Annerley opened his little shop of haberdashery. It was Mary's office to attend to their customers whilst her father was employed in business in the town, and her mother was occupied in domestic concerns.
The brother had obtained a situation amongst the junior clerks of a large establishment six or eight miles from their dwelling, happy in the prospect of present comfort and future advancement. Mary performed the duties of her new situation resignedly, even cheerfully, but her heart was still in the country whenever she had leisure to indulge in retrospection. The street she inhabited, was very narrow, and the opposite houses were so lofty, that the shop was enlightened by the sun-beams only a few hours in the course of the day. Now, Mary loved the light, because, in the chain of her associations it was allied to cheerfulness and happiness. But she walked daily with her father in the fields that lay around the town, and this judicious plan of regular exercise preserved health and dissipated mental gloom.
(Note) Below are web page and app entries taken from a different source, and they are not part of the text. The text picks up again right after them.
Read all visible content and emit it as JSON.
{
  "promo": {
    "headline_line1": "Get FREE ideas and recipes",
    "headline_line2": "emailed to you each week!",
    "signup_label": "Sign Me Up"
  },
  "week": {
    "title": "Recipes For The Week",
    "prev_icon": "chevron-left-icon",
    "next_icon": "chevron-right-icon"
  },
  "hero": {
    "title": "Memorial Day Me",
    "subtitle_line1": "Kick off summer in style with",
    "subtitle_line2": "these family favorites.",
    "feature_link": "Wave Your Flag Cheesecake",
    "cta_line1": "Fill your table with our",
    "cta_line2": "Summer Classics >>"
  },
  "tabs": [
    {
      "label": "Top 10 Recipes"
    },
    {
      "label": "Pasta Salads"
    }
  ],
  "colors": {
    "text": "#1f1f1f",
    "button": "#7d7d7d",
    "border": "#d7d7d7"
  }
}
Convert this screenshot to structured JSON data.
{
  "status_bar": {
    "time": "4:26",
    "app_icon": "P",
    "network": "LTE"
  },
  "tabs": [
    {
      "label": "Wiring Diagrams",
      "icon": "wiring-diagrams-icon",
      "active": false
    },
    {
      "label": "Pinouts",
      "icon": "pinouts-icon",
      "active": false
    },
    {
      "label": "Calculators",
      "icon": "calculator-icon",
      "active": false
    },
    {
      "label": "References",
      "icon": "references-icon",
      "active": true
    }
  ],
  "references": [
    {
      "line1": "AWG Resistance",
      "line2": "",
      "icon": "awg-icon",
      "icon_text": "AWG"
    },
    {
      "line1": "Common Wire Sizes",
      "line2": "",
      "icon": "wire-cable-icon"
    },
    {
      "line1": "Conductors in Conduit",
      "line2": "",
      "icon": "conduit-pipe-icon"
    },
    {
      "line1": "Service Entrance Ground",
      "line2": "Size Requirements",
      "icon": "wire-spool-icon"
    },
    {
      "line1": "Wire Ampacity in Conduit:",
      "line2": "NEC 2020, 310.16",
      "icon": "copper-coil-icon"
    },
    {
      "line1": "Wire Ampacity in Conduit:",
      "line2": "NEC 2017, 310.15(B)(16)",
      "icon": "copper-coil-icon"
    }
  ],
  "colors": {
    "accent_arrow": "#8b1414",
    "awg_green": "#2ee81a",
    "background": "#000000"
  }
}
If her colour was somewhat less vivid, it was not less healthy ; and if her gaiety was not so mirthful, it was natural and unaffected. As the winter came on, the hours of her confinement to the shop were indeed duller than ever,but then the evenings were cheerful, enlivened by a blazing fire; and Mary thought their small sitting-room was as comfortable as that which they had occupied at the farm. The window shutters were closed, and the white curtains were drawn, and the furniture was arranged exactly as it used to be in the country. The darkness concealed what was different, and Mary loved this season because her dream of her former home was then unbroken. The family lived necessarily in complete seclusion; consequently they had none of that knowledge of the persons and external circumstances of their neighbours which most towns people possess. They were too happy in their own small circle, enlivened by the occasional visits of Mary's brother; to regret the retirement, which prudence compelled them.
But the time arrived when Mary,-with all her love of the country,--all ber recollections of stately trees and musical